This painting marked Millais’s departure from the original principles explored by the Pre-Raphaelites.
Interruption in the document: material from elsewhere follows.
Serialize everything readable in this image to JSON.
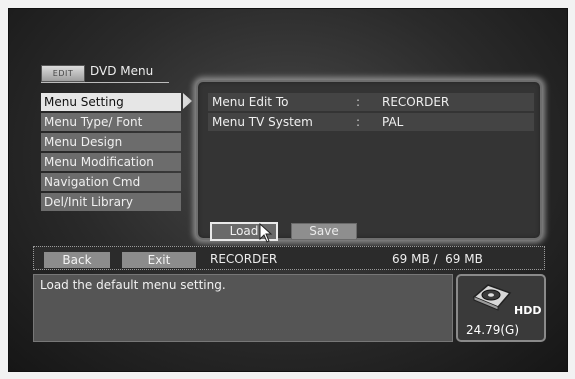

He moved away from a truthful representation of nature and experimented with more painterly surfaces and theatrical compositions.
At the Royal Academy the painting was exhibited with lines of poetry by the playwright and critic Tom Taylor (1817-80). His poem described how the old knight ‘Sir Ysumbras’ was persuaded to let two children ride with him. 'A Dream of the Past' was satirised by the artist Frederick Sandys in an engraving entitled 'A Nightmare'. Millais, alongside fellow Pre-Raphaelites Rossetti and Hunt, is shown riding a long-eared donkey recognisable as John Ruskin.